  9. Enter auth in the Description 1 field.
  10. Select the Logon Data tab and select the option Alternative Logon Procedure.
  11. Scroll down to the Logon Procedure List and remove all procedures except the Logon through HTTP fields procedure.
  12. Select the Handler List tab and enter zcl_demo_auth as the handler.
  13. Save and go back to the services list.
  14. Repeat steps 7-13 for to create a user node with zcl_demo_user as its handler.
  15. Right-click the zdemo node and select the option Activate Service. On the popup click the second Yes button, activating the zdemo node and both the auth and user subnodes.

Step 3 - Build the Backbone.js web application

Clone the GitHub demo web application repository. The application can be built using Grunt, but before doing so you need to do the following:

  • Install Node.js and Grunt.
  • Install the Grunt plugins specified in the package.json file.
  • Edit the Gruntfile.js and adjust the dest path inside the distToNginx copy task. It will currently point to the /opt/local/share/nginx/html/demo/ path, and it must be changed to the html path of your nginx installation (do not remove the /demo/ part though).
  • Edit the api.js file (inside the src/js/helper folder) and change the value of sap-client to the client number of the SAP system you are using for this demo.

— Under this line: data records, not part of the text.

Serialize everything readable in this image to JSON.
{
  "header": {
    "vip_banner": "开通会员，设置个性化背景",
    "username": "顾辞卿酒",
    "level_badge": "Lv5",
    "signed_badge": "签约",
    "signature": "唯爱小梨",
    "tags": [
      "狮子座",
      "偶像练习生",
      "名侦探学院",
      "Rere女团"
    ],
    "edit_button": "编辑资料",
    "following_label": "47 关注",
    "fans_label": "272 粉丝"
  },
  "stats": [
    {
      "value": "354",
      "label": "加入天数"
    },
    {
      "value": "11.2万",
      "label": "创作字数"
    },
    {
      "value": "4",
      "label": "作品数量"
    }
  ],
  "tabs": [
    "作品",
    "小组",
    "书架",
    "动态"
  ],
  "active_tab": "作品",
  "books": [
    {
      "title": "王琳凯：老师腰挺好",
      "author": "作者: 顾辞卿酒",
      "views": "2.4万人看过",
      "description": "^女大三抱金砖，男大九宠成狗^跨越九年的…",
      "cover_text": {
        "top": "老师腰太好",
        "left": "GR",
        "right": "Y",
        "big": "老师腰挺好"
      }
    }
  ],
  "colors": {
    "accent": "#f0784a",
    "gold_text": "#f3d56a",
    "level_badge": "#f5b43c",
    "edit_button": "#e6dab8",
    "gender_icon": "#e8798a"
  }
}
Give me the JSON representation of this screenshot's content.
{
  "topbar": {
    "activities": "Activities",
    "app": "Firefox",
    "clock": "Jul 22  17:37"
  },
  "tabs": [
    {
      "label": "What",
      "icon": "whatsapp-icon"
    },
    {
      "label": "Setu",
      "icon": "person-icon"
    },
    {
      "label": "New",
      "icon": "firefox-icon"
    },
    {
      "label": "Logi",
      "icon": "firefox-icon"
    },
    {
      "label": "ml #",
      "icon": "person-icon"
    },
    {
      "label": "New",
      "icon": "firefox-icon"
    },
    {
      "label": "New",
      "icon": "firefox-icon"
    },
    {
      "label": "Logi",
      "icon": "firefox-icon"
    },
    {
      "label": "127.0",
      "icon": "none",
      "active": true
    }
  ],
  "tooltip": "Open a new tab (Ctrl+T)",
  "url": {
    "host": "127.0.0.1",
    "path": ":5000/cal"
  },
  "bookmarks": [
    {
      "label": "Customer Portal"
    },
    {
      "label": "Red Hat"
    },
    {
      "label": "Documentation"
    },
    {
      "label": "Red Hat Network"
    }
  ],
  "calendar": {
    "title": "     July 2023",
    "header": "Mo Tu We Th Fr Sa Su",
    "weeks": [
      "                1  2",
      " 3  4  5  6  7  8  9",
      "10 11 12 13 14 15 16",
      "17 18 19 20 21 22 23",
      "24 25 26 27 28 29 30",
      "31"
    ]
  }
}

Build the application by running the command grunt debug (or run grunt dist if you want the JavaScript code to be minified).

After building the application you will be able to run it from http://localhost/demo (make sure nginx is running).